(DATA PROVIDED begins)

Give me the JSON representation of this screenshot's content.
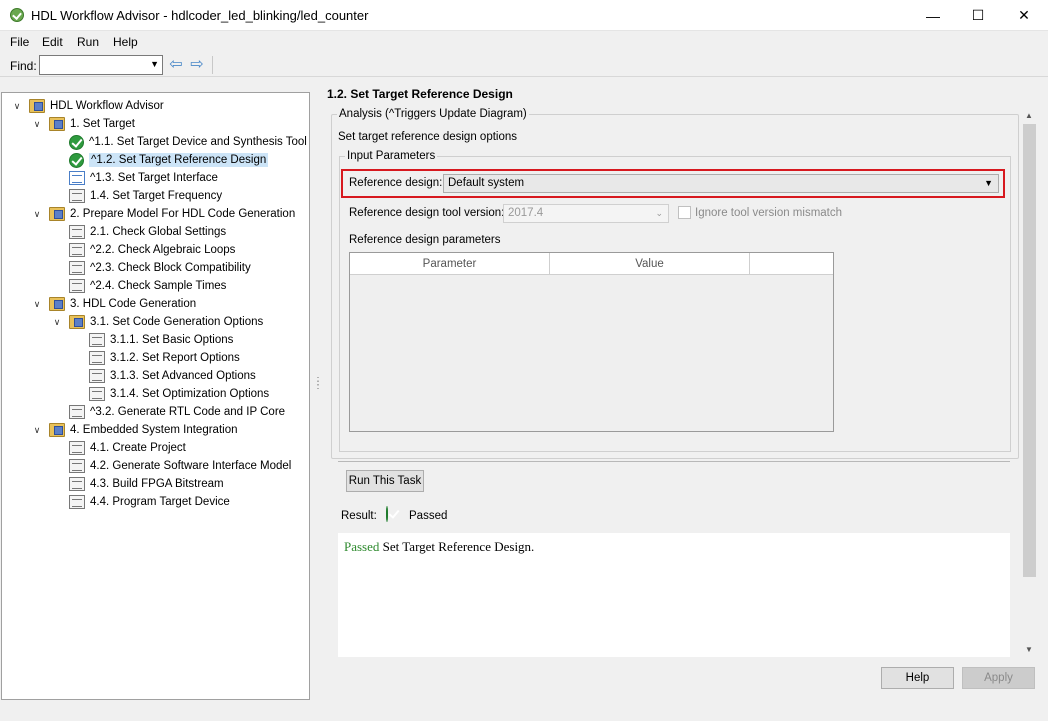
{
  "window": {
    "title": "HDL Workflow Advisor - hdlcoder_led_blinking/led_counter",
    "minimize": "—",
    "maximize": "☐",
    "close": "✕"
  },
  "menu": [
    "File",
    "Edit",
    "Run",
    "Help"
  ],
  "toolbar": {
    "find_label": "Find:",
    "find_value": "",
    "back_glyph": "⇦",
    "forward_glyph": "⇨"
  },
  "tree": [
    {
      "label": "HDL Workflow Advisor",
      "icon": "folder-icon",
      "expanded": true
    },
    {
      "label": "1. Set Target",
      "icon": "folder-icon",
      "expanded": true
    },
    {
      "label": "^1.1. Set Target Device and Synthesis Tool",
      "icon": "check-icon"
    },
    {
      "label": "^1.2. Set Target Reference Design",
      "icon": "check-icon",
      "selected": true
    },
    {
      "label": "^1.3. Set Target Interface",
      "icon": "task-icon-blue"
    },
    {
      "label": "1.4. Set Target Frequency",
      "icon": "task-icon"
    },
    {
      "label": "2. Prepare Model For HDL Code Generation",
      "icon": "folder-icon",
      "expanded": true
    },
    {
      "label": "2.1. Check Global Settings",
      "icon": "task-icon"
    },
    {
      "label": "^2.2. Check Algebraic Loops",
      "icon": "task-icon"
    },
    {
      "label": "^2.3. Check Block Compatibility",
      "icon": "task-icon"
    },
    {
      "label": "^2.4. Check Sample Times",
      "icon": "task-icon"
    },
    {
      "label": "3. HDL Code Generation",
      "icon": "folder-icon",
      "expanded": true
    },
    {
      "label": "3.1. Set Code Generation Options",
      "icon": "folder-icon",
      "expanded": true
    },
    {
      "label": "3.1.1. Set Basic Options",
      "icon": "task-icon"
    },
    {
      "label": "3.1.2. Set Report Options",
      "icon": "task-icon"
    },
    {
      "label": "3.1.3. Set Advanced Options",
      "icon": "task-icon"
    },
    {
      "label": "3.1.4. Set Optimization Options",
      "icon": "task-icon"
    },
    {
      "label": "^3.2. Generate RTL Code and IP Core",
      "icon": "task-icon"
    },
    {
      "label": "4. Embedded System Integration",
      "icon": "folder-icon",
      "expanded": true
    },
    {
      "label": "4.1. Create Project",
      "icon": "task-icon"
    },
    {
      "label": "4.2. Generate Software Interface Model",
      "icon": "task-icon"
    },
    {
      "label": "4.3. Build FPGA Bitstream",
      "icon": "task-icon"
    },
    {
      "label": "4.4. Program Target Device",
      "icon": "task-icon"
    }
  ],
  "panel": {
    "title": "1.2. Set Target Reference Design",
    "analysis_legend": "Analysis (^Triggers Update Diagram)",
    "analysis_desc": "Set target reference design options",
    "input_legend": "Input Parameters",
    "ref_design_label": "Reference design:",
    "ref_design_value": "Default system",
    "tool_version_label": "Reference design tool version:",
    "tool_version_value": "2017.4",
    "ignore_label": "Ignore tool version mismatch",
    "params_label": "Reference design parameters",
    "params_columns": [
      "Parameter",
      "Value",
      ""
    ],
    "run_task": "Run This Task",
    "result_label": "Result:",
    "result_status": "Passed",
    "result_msg_status": "Passed",
    "result_msg_text": " Set Target Reference Design."
  },
  "buttons": {
    "help": "Help",
    "apply": "Apply"
  },
  "colors": {
    "highlight": "#d7191f",
    "pass_green": "#2e9a3e",
    "selection": "#cce4f7"
  }
}
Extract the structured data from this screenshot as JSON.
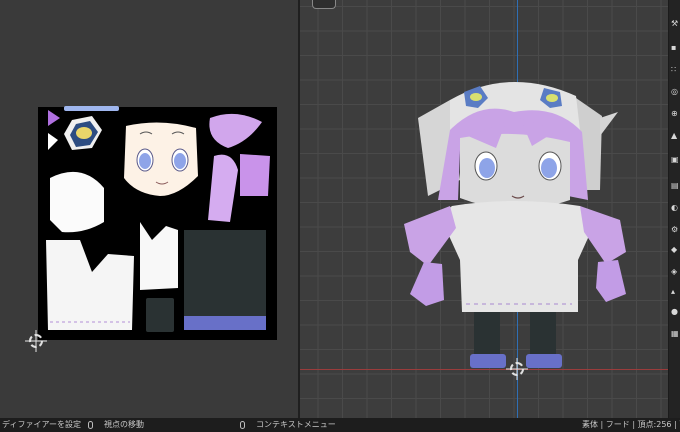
{
  "status_bar": {
    "left_action": "ディファイアーを設定",
    "middle_action": "視点の移動",
    "right_action": "コンテキストメニュー",
    "stats": "素体 | フード | 頂点:256 | 面"
  },
  "colors": {
    "uv_background": "#3a3a3a",
    "viewport_background": "#3d3d3d",
    "axis_x": "#9a3c3c",
    "axis_y": "#2f6fb5",
    "hair_purple": "#c9a3e6",
    "eye_blue": "#8ea4e8",
    "hood_white": "#e4e4e4",
    "skirt_dark": "#2a3233",
    "shoe_indigo": "#6870c8"
  },
  "side_toolbar_icons": [
    "wrench-icon",
    "object-icon",
    "particles-icon",
    "physics-icon",
    "constraint-icon",
    "data-icon",
    "material-icon",
    "texture-icon",
    "world-icon",
    "render-icon",
    "output-icon",
    "view-layer-icon",
    "scene-icon",
    "collection-icon",
    "grid-icon"
  ]
}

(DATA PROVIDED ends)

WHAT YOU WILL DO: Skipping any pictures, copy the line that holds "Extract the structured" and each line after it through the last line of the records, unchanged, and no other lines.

TASK OUTPUT:
Extract the structured data from this screenshot as JSON.
{
  "status_bar": {
    "left_action": "ディファイアーを設定",
    "middle_action": "視点の移動",
    "right_action": "コンテキストメニュー",
    "stats": "素体 | フード | 頂点:256 | 面"
  },
  "colors": {
    "uv_background": "#3a3a3a",
    "viewport_background": "#3d3d3d",
    "axis_x": "#9a3c3c",
    "axis_y": "#2f6fb5",
    "hair_purple": "#c9a3e6",
    "eye_blue": "#8ea4e8",
    "hood_white": "#e4e4e4",
    "skirt_dark": "#2a3233",
    "shoe_indigo": "#6870c8"
  },
  "side_toolbar_icons": [
    "wrench-icon",
    "object-icon",
    "particles-icon",
    "physics-icon",
    "constraint-icon",
    "data-icon",
    "material-icon",
    "texture-icon",
    "world-icon",
    "render-icon",
    "output-icon",
    "view-layer-icon",
    "scene-icon",
    "collection-icon",
    "grid-icon"
  ]
}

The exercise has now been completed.